- [Aim of the task]
Every entry must be repeated exactly. Exclude all pictures.

───── Data extracts ─────

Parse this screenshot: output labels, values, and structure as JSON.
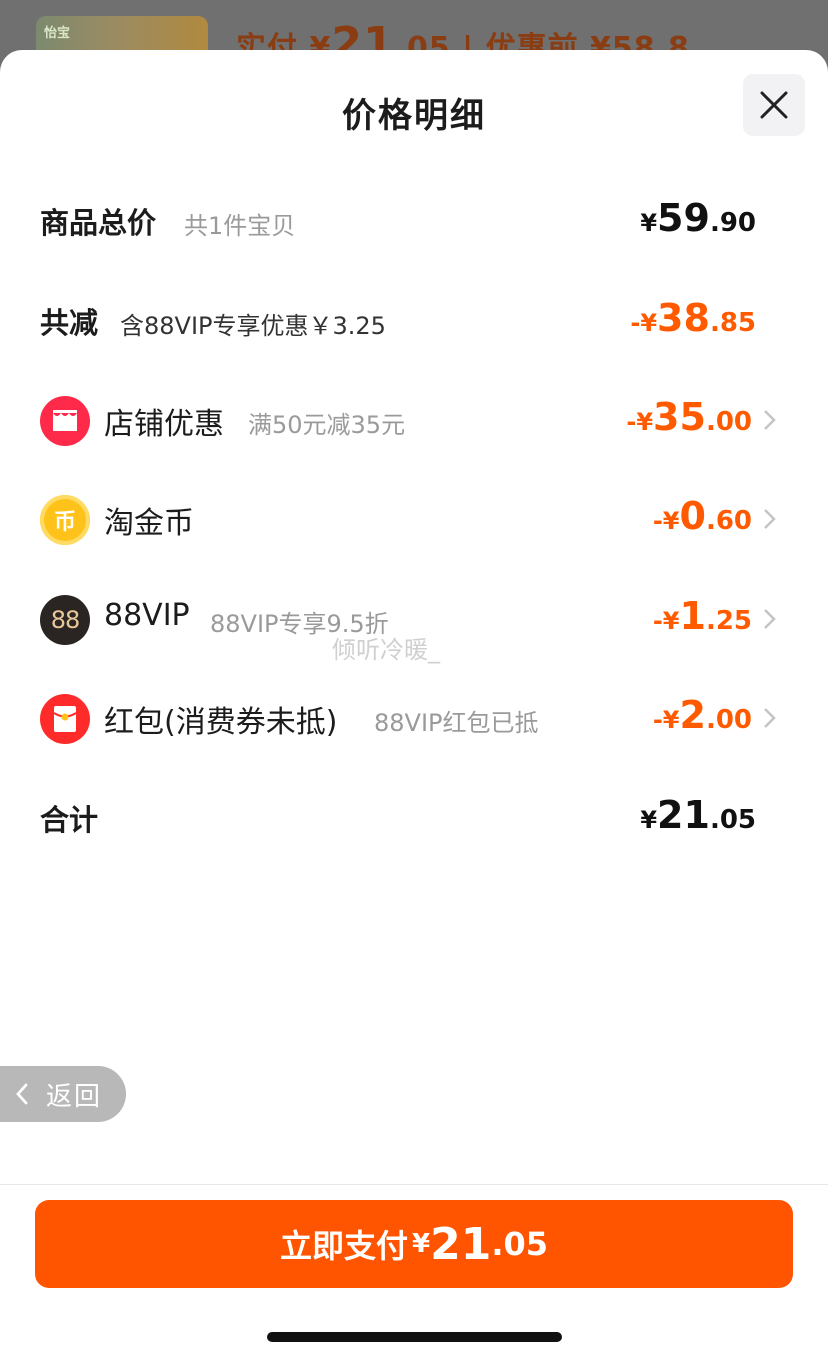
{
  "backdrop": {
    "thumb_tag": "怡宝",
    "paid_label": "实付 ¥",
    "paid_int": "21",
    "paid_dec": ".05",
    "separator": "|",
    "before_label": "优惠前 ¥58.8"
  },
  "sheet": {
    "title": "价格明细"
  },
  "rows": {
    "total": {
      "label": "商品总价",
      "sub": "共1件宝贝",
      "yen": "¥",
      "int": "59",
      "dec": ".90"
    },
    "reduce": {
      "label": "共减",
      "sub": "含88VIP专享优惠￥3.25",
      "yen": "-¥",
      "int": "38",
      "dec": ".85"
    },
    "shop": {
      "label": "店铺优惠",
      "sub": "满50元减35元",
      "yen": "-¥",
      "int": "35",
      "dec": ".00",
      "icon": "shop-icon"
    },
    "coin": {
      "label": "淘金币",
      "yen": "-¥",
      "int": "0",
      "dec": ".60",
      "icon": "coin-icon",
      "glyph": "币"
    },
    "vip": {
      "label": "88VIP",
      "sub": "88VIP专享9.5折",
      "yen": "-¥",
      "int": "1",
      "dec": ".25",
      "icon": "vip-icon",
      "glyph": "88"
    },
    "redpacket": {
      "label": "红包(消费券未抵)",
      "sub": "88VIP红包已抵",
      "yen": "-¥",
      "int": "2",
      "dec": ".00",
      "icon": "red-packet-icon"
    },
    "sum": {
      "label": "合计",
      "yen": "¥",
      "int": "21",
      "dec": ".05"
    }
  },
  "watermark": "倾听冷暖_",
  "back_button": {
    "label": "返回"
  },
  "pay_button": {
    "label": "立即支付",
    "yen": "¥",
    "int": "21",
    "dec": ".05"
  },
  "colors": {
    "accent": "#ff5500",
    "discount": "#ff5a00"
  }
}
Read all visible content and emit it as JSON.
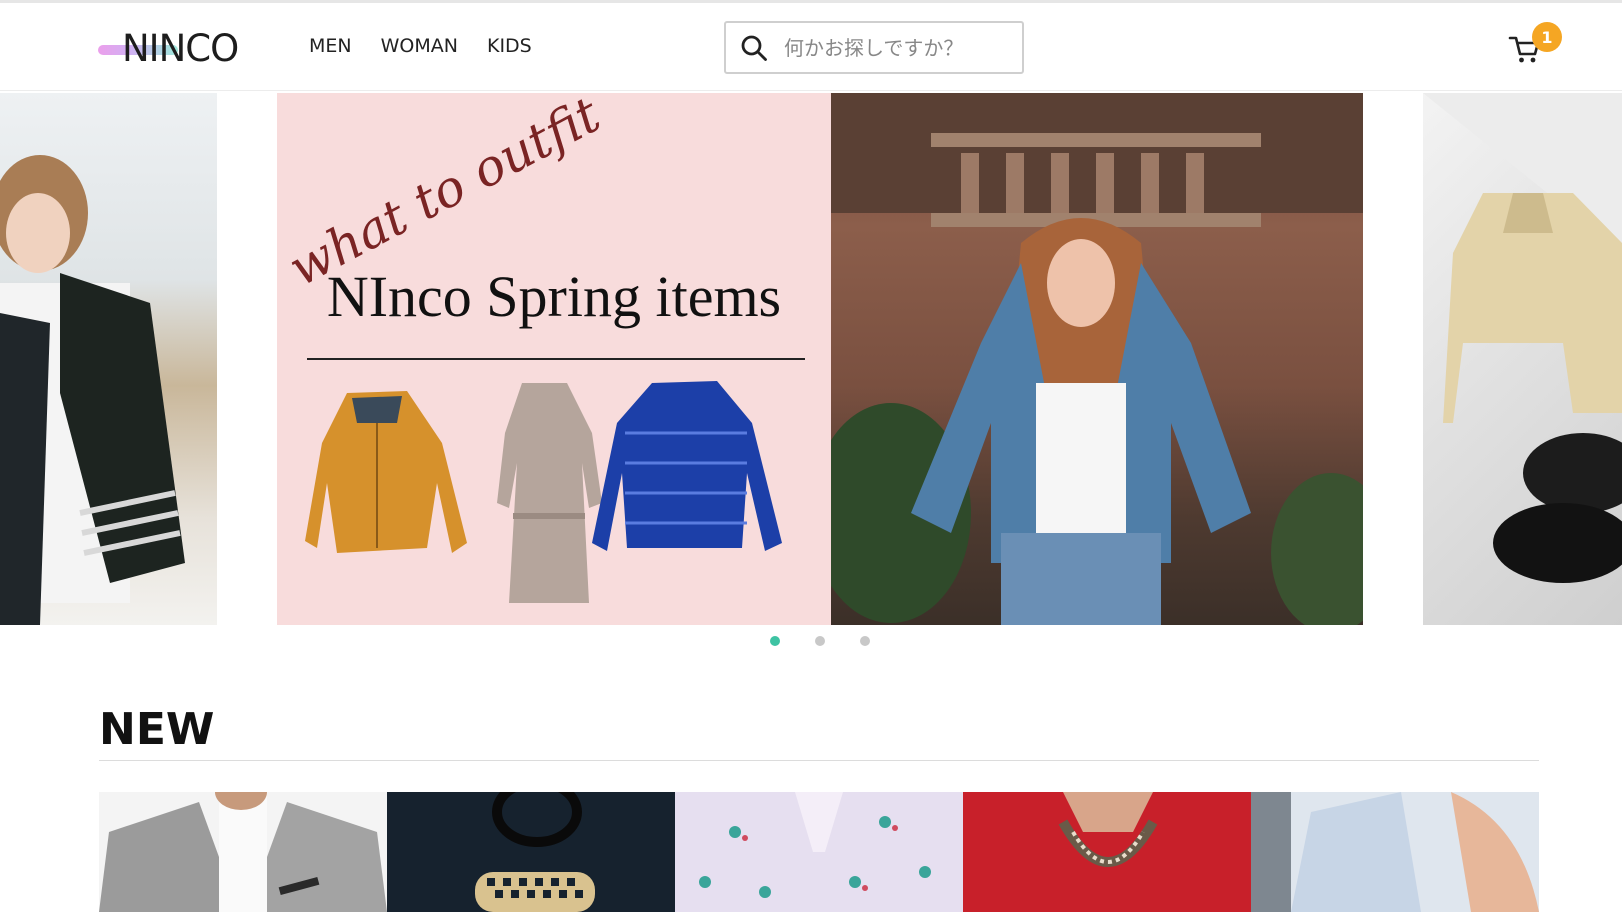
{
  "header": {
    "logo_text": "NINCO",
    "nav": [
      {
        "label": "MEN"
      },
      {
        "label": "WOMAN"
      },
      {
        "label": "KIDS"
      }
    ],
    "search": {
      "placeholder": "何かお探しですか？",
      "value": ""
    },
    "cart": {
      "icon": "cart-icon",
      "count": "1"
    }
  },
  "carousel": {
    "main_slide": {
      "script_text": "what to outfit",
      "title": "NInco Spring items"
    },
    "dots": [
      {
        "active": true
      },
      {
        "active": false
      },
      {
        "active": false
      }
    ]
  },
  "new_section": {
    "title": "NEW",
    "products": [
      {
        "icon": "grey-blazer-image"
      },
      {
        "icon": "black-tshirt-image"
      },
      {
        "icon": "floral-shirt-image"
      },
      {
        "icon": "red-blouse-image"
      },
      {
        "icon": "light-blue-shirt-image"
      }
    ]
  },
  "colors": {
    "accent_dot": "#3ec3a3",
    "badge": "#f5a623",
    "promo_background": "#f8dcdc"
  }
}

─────

- [Expected answer]
Parse this screenshot: output labels, values, and structure as JSON.
{
  "backdrop": {
    "thumb_tag": "怡宝",
    "paid_label": "实付 ¥",
    "paid_int": "21",
    "paid_dec": ".05",
    "separator": "|",
    "before_label": "优惠前 ¥58.8"
  },
  "sheet": {
    "title": "价格明细"
  },
  "rows": {
    "total": {
      "label": "商品总价",
      "sub": "共1件宝贝",
      "yen": "¥",
      "int": "59",
      "dec": ".90"
    },
    "reduce": {
      "label": "共减",
      "sub": "含88VIP专享优惠￥3.25",
      "yen": "-¥",
      "int": "38",
      "dec": ".85"
    },
    "shop": {
      "label": "店铺优惠",
      "sub": "满50元减35元",
      "yen": "-¥",
      "int": "35",
      "dec": ".00",
      "icon": "shop-icon"
    },
    "coin": {
      "label": "淘金币",
      "yen": "-¥",
      "int": "0",
      "dec": ".60",
      "icon": "coin-icon",
      "glyph": "币"
    },
    "vip": {
      "label": "88VIP",
      "sub": "88VIP专享9.5折",
      "yen": "-¥",
      "int": "1",
      "dec": ".25",
      "icon": "vip-icon",
      "glyph": "88"
    },
    "redpacket": {
      "label": "红包(消费券未抵)",
      "sub": "88VIP红包已抵",
      "yen": "-¥",
      "int": "2",
      "dec": ".00",
      "icon": "red-packet-icon"
    },
    "sum": {
      "label": "合计",
      "yen": "¥",
      "int": "21",
      "dec": ".05"
    }
  },
  "watermark": "倾听冷暖_",
  "back_button": {
    "label": "返回"
  },
  "pay_button": {
    "label": "立即支付",
    "yen": "¥",
    "int": "21",
    "dec": ".05"
  },
  "colors": {
    "accent": "#ff5500",
    "discount": "#ff5a00"
  }
}
Read all visible content and emit it as JSON.
{
  "header": {
    "logo_text": "NINCO",
    "nav": [
      {
        "label": "MEN"
      },
      {
        "label": "WOMAN"
      },
      {
        "label": "KIDS"
      }
    ],
    "search": {
      "placeholder": "何かお探しですか？",
      "value": ""
    },
    "cart": {
      "icon": "cart-icon",
      "count": "1"
    }
  },
  "carousel": {
    "main_slide": {
      "script_text": "what to outfit",
      "title": "NInco Spring items"
    },
    "dots": [
      {
        "active": true
      },
      {
        "active": false
      },
      {
        "active": false
      }
    ]
  },
  "new_section": {
    "title": "NEW",
    "products": [
      {
        "icon": "grey-blazer-image"
      },
      {
        "icon": "black-tshirt-image"
      },
      {
        "icon": "floral-shirt-image"
      },
      {
        "icon": "red-blouse-image"
      },
      {
        "icon": "light-blue-shirt-image"
      }
    ]
  },
  "colors": {
    "accent_dot": "#3ec3a3",
    "badge": "#f5a623",
    "promo_background": "#f8dcdc"
  }
}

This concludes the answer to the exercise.